* **ASSIGNMENT**:
The complete data, repeated exactly, should form your response.
___ RECORDS TO USE
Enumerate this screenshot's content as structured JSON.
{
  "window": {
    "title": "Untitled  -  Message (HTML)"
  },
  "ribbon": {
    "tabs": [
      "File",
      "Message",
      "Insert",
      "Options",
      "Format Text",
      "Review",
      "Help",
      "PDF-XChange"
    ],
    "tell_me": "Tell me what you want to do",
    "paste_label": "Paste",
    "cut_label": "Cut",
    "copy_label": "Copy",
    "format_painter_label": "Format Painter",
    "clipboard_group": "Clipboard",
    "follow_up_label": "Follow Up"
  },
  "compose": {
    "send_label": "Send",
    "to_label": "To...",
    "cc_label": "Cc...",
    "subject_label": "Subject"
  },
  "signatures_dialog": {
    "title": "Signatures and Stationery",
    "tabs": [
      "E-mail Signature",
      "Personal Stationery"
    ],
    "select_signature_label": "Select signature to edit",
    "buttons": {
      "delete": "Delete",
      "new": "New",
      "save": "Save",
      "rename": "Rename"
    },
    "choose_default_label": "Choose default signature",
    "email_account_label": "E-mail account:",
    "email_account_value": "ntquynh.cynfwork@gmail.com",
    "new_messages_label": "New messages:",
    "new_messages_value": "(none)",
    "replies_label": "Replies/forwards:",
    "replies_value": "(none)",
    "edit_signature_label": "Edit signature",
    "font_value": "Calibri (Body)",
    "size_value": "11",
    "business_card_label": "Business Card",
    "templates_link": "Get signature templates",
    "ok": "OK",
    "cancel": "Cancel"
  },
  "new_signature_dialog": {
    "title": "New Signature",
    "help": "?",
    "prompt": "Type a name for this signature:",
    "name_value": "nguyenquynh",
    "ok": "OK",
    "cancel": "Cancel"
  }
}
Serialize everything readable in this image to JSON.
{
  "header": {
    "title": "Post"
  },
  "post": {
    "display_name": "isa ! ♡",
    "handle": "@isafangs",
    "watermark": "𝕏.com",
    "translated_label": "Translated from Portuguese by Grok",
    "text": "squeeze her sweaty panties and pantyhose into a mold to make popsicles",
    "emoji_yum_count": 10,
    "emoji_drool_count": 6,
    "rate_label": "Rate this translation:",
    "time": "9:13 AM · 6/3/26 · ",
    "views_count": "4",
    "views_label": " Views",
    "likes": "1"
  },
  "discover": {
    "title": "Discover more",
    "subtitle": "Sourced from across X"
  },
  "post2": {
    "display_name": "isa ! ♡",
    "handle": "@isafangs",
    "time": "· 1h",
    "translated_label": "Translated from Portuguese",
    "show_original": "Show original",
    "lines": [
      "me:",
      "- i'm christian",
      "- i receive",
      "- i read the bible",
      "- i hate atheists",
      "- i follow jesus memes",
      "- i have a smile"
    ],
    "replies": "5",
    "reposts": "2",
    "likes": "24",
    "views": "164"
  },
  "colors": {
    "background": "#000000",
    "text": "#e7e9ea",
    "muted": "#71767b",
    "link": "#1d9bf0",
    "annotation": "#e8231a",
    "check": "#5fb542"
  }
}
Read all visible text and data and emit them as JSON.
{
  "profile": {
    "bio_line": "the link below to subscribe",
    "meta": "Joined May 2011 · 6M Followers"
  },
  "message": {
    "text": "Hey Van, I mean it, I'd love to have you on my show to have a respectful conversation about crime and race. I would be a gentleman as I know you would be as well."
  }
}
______
* **TASK ANSWER**:
Enumerate this screenshot's content as structured JSON.
{
  "window": {
    "title": "Untitled  -  Message (HTML)"
  },
  "ribbon": {
    "tabs": [
      "File",
      "Message",
      "Insert",
      "Options",
      "Format Text",
      "Review",
      "Help",
      "PDF-XChange"
    ],
    "tell_me": "Tell me what you want to do",
    "paste_label": "Paste",
    "cut_label": "Cut",
    "copy_label": "Copy",
    "format_painter_label": "Format Painter",
    "clipboard_group": "Clipboard",
    "follow_up_label": "Follow Up"
  },
  "compose": {
    "send_label": "Send",
    "to_label": "To...",
    "cc_label": "Cc...",
    "subject_label": "Subject"
  },
  "signatures_dialog": {
    "title": "Signatures and Stationery",
    "tabs": [
      "E-mail Signature",
      "Personal Stationery"
    ],
    "select_signature_label": "Select signature to edit",
    "buttons": {
      "delete": "Delete",
      "new": "New",
      "save": "Save",
      "rename": "Rename"
    },
    "choose_default_label": "Choose default signature",
    "email_account_label": "E-mail account:",
    "email_account_value": "ntquynh.cynfwork@gmail.com",
    "new_messages_label": "New messages:",
    "new_messages_value": "(none)",
    "replies_label": "Replies/forwards:",
    "replies_value": "(none)",
    "edit_signature_label": "Edit signature",
    "font_value": "Calibri (Body)",
    "size_value": "11",
    "business_card_label": "Business Card",
    "templates_link": "Get signature templates",
    "ok": "OK",
    "cancel": "Cancel"
  },
  "new_signature_dialog": {
    "title": "New Signature",
    "help": "?",
    "prompt": "Type a name for this signature:",
    "name_value": "nguyenquynh",
    "ok": "OK",
    "cancel": "Cancel"
  }
}
Serialize everything readable in this image to JSON.
{
  "header": {
    "title": "Post"
  },
  "post": {
    "display_name": "isa ! ♡",
    "handle": "@isafangs",
    "watermark": "𝕏.com",
    "translated_label": "Translated from Portuguese by Grok",
    "text": "squeeze her sweaty panties and pantyhose into a mold to make popsicles",
    "emoji_yum_count": 10,
    "emoji_drool_count": 6,
    "rate_label": "Rate this translation:",
    "time": "9:13 AM · 6/3/26 · ",
    "views_count": "4",
    "views_label": " Views",
    "likes": "1"
  },
  "discover": {
    "title": "Discover more",
    "subtitle": "Sourced from across X"
  },
  "post2": {
    "display_name": "isa ! ♡",
    "handle": "@isafangs",
    "time": "· 1h",
    "translated_label": "Translated from Portuguese",
    "show_original": "Show original",
    "lines": [
      "me:",
      "- i'm christian",
      "- i receive",
      "- i read the bible",
      "- i hate atheists",
      "- i follow jesus memes",
      "- i have a smile"
    ],
    "replies": "5",
    "reposts": "2",
    "likes": "24",
    "views": "164"
  },
  "colors": {
    "background": "#000000",
    "text": "#e7e9ea",
    "muted": "#71767b",
    "link": "#1d9bf0",
    "annotation": "#e8231a",
    "check": "#5fb542"
  }
}
Read all visible text and data and emit them as JSON.
{
  "profile": {
    "bio_line": "the link below to subscribe",
    "meta": "Joined May 2011 · 6M Followers"
  },
  "message": {
    "text": "Hey Van, I mean it, I'd love to have you on my show to have a respectful conversation about crime and race. I would be a gentleman as I know you would be as well."
  }
}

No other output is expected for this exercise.